I’ve saved a metric fuckton of these small snippet reviews from the Silverfish forums, so I thought I’d begin posting them up here for posterity.  I’ll title each post with the piece of equipment, then copy/paste the brief review that I posted, and maybe a few notes at the bottom.  Did I mention I was once a top-10 reviewer on Silverfish?  Because I totally was.

Equipment Review

How long have you ridden them?

4 months

What Setup are you running them on?

CLB eleanor, bear grizzlies

Typical Discipline?

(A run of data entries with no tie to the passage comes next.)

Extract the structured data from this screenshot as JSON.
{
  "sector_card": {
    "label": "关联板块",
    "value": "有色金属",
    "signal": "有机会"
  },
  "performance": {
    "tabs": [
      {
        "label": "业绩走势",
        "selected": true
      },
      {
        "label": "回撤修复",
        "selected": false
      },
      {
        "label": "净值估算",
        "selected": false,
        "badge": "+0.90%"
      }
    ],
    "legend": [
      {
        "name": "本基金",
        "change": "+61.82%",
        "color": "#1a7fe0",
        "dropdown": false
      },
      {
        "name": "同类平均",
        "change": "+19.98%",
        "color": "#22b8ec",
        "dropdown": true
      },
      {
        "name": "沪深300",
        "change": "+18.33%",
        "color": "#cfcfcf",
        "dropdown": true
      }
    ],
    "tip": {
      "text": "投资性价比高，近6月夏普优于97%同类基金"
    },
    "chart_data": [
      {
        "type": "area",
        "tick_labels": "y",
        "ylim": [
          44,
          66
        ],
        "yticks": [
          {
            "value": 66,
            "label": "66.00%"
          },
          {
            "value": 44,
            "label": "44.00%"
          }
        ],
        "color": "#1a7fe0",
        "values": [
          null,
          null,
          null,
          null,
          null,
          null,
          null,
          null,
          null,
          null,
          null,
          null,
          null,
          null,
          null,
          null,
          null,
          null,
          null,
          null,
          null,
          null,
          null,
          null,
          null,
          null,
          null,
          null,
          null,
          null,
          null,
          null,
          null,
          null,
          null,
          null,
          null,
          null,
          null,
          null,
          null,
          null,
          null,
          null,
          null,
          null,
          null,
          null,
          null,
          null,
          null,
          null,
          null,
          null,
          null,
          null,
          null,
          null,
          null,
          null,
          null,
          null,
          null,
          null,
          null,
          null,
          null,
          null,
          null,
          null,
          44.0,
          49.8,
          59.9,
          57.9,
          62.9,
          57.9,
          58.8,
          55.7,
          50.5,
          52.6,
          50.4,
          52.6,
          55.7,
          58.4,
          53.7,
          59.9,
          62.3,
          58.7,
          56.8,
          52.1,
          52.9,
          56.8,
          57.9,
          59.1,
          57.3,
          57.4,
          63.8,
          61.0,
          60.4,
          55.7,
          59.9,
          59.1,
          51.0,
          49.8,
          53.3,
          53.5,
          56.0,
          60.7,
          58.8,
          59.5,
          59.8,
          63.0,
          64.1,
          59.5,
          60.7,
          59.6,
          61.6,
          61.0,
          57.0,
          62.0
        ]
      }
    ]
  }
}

DH (bear in mind I’m a complete scrub, and never really got these above that 35mph threshold.  I’m not gonna bullshit you and say I took ’em up to 75, since truth be told, I may have broken 40 once, and 95% of my skating on these was done in the sub-30mph range)

How much did you pay for them?

came with a complete

Where did you buy them?

chicagolongboards.com (now defunct)

What are their weaknesses?

their large size makes them too big for a lot of boards

What are their strengths?

great shape, great urethane quality, the ride quality was AMAZING, very driftable but still really grippy, the large core made them feel fast where other similar-shaped/sized wheels would feel slow

What similar equipment have you ridden?

81a gumballs, 76mm earthwing superballs

Would you recommend them?

Yes

 

Flywheels were a game-changing product in their time.  Abec11’s Classic urethane is badass.  This is one wheel I truly regret selling.